Diet for Autism: What Works?
Parents Who Try Special Diets for Autism Should Be Supported, Even Though Evidence Conflicting, Experts Say
Sept. 28, 2011 (San Diego) -- Up to half of children with autism are placed on special diets by their parents to improve symptoms, despite conflicting evidence that they work.
Now, a small new study of the popular gluten-free/casein-free diet, or GFCF diet, suggests it does not work, says Patricia Stewart, RD, PhD, of the University of Rochester. She presented the findings here at the American Dietetic Association's Food Conference Expo in San Diego.
Stewart enrolled 22 children, ages 30 to 54 months, to go on the GFCF diet. The research was funded by the National Institute of Mental Health under the STAART (Studies to Advance Autism Research and Treatment) Network.
Only 14 children were able to maintain the strict diet for the four-week minimum required for the study. It requires that all foods containing gluten and casein be removed from the diet. Gluten is a protein found in foods made from wheat, barley, and rye. Casein is a protein found in milk.
Six weeks after the study began, Stewart started the food challenges with the children. These included portions of wheat flour, milk, both, or placebo. She and others observed their behaviors. They found:
- No effect on sleep
- No difference in stool frequency or consistency
- No difference in ratings of attention or activity by parents, teachers, or researchers
- No noticeable differences in social interactions, language, or movement behaviors
"Nevertheless, parents will continue to try many of these diets based on what is out there [about them working]," says Stewart, director of the Clinical Research Center at the University of Rochester School of Medicine.
And despite conflicting evidence that special diets for autism work, she says, parents who decide to try it deserve the support of their health care providers. Few of the diets have been tested thoroughly and scientifically.
Study of Nutrients in Children With Autism
Researchers also found that children with autism lack some important nutrients but have sufficient intakes of others whether they are on or off a special diet.
Children with autism often eat only a few, favorite foods, or are otherwise picky about what they eat. Experts worry about their nutritional status.
So in another new study, Stewart analyzed the food records of 252 children with autism, hoping to find out if their nutritional status is inadequate.
Although she has yet to complete the analysis of all the children, so far she found children with autism lack some nutrients but not others.
They are similar to other children, she says, in that they don't get enough potassium, fiber, vitamin D, vitamin E, or calcium. Like other children, they get too much sodium.

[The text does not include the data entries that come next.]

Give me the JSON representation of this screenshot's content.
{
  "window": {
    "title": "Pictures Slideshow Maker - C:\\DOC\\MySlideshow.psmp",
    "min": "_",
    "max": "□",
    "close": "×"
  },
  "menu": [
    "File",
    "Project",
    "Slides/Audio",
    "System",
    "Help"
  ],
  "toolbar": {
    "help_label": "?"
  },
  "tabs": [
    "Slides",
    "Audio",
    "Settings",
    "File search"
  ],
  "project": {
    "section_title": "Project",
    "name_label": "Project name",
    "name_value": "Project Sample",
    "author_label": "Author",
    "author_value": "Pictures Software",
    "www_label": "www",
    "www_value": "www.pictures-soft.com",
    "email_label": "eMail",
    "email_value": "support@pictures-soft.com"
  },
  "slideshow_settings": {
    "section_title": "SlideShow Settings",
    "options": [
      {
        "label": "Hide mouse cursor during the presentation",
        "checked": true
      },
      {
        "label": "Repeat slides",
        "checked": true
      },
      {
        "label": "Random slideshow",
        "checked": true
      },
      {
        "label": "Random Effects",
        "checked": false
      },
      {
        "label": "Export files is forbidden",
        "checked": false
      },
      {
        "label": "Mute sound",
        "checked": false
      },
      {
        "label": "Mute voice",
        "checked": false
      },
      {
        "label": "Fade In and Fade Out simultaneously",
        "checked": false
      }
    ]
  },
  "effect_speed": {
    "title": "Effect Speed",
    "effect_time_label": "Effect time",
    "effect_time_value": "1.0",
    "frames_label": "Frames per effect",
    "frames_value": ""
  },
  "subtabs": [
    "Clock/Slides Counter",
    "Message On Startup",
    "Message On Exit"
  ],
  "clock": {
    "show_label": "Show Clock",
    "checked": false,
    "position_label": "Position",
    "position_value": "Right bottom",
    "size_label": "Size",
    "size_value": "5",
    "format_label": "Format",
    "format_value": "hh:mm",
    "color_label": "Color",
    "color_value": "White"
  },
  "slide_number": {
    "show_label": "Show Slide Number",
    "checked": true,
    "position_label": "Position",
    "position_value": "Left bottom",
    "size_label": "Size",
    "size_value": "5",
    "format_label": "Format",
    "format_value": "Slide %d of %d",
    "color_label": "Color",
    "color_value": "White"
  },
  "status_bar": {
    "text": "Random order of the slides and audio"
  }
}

More children with ASD got enough vitamin K and E compared to general population.
While many parents give supplements to their children with autism automatically, she suggests health care providers should be asked about it. They should evaluate whether the children need extra supplements or if they get enough nutrients from diet.
In a third study presented at the meeting, Kent State University researchers evaluated the nutritional status of children with autism while on a GFCF diet. They looked at the diets of 31 children, ages 6 to 11. Some were on a GFCF and some ate a regular diet. They looked at three-day food records. Those on GFCF diets had lower intakes of vitamins B1, B2, B12, and D, calcium, phosphorus, and selenium than those on the regular diet.